We want to know if we have converted enough sugar in the mash process. One way to do this is to take an SG reading. We could take a sample, cool it down, and use a hydrometer to take a reading–but this takes time and we lose wort. Similarly, after we have lautered, we want to know what our pre-boil SG is so we can calculate how much water we need to boil off to hit our OG target. Neither of these measurements is used in calculating ABV or determining if the fermentation is complete, so we just need a close approximation, and we would prefer not to have to keep taking samples and cooling them down so we can test them. Using a refractometer, we sample with an eyedropper and have a result in seconds. Problem solved!
It is important to note here that a refractometer does not completely replace the hydrometer–once alcohol starts to be produced, the refractometer will no longer give an accurate reading. You’ll still need your hydrometer or some other device for your FG readings. That said, they are very handy to have for a quick reading!
MoreBeer! caries 3 different models with the higher priced version being easier to read. At the low ent is the Dual Scale Refractometer w/ ATC & LED Light for $40. Slightly better is the Brewing Refractometer – Dual Scale for $60. And best of the bunch is the Vee Gee Deluxe Refractometer w/ ATC for $160.
Best of Both Worlds – The Digital Refractometer
You want accurate measurements even when alcohol is present, but you also want the benefits of small sample size, and easy to read instant results? A digital refractometer may be your solution!
MoreBeer! carries The New EasyDens by Anton Paar for $350. The price may sound a little rich compared to the other devices we’ve covered, but it has some really great functionality. First, you get the benefit of quick reading from a small sample with a maximum temperature of 176F–that’s a huge leap from having to pull a hydrometer sample and cool it down to 70F, wait for the bubbles to dissipate to get a reading, and then calculate the conversion. And if you’re a techie or data-junkie, the New EasyDens is Bluetooth compatible, so you can get the readings on your smartphone and set up profiles to track the data. While I would have snubbed my nose at this a few years ago, with the improvements in technology in homebrewing and the software tools to grab, store, and analyze data, I’m really loving this feature now!
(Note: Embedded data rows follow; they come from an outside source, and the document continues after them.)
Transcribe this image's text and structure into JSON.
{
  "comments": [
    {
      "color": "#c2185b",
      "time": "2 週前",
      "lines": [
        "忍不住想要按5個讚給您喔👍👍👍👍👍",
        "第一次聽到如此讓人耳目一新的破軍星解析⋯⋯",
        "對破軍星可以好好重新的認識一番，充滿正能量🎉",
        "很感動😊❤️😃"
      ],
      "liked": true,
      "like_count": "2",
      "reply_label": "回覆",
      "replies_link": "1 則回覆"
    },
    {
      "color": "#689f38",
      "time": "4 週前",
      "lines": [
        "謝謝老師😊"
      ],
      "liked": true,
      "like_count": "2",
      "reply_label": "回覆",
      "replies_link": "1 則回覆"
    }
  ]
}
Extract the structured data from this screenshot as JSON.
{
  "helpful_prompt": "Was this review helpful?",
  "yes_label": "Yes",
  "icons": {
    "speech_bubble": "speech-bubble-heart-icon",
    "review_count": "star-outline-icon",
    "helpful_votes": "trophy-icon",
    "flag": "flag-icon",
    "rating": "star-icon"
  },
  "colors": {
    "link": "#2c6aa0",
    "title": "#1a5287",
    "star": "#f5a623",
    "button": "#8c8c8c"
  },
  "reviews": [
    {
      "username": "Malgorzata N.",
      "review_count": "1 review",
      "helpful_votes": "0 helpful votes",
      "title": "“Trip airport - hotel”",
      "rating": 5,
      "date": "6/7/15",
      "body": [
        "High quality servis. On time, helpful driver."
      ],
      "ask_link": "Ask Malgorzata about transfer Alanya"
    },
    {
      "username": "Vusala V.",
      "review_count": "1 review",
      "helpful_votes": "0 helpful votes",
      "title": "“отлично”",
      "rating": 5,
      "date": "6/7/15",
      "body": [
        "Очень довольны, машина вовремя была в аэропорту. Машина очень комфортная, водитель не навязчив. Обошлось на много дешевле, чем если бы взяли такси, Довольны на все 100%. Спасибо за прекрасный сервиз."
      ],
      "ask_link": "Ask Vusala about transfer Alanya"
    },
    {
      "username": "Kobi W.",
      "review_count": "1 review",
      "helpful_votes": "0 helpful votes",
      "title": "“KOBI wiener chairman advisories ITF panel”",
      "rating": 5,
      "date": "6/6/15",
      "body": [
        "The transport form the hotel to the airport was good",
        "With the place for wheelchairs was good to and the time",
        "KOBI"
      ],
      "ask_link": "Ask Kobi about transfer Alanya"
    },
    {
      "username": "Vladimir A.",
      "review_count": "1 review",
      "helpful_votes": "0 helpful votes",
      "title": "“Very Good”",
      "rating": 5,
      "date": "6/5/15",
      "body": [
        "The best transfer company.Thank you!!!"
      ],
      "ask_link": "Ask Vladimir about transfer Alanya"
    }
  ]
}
If I got you excited about using the digital refractometer, but $350 is not in your budget, there is the Hanna Digital Refractometer for almost half the price at $189. Hanna is well known for making laboratory equipment and has a pretty solid reputation. It will give you quick and accurate reads at high temperatures with a small sample size. But as you would expect, it’s more complicated to use (more frequent calibrations required) and doesn’t have the Bluetooth capability of the EasyDens. It is waterproof and has a more compact design, so there are some added advantages. For me, if I’m spending over $100 on testing equipment, I want the digital data capture and transfer, whether that’s Bluetooth or WIFI or whatever, but I could see a use-case for the Hanna model.
Read More About the Beer Lab and Data
Merritt Waldron has a great book for home brewers intersted in the testing and analysis of beer called Quality Labs for Small Brewers: Building a Foundation for Great Beer (Paperback $95) that we highly recommend. There is also a Kindle version available for $90.
Keep Checking Back -- More Lab To Come!
- PH Meters
- Microscopes for Brewing
- Disolved Oxygen (DO) Meters
- Brewing Software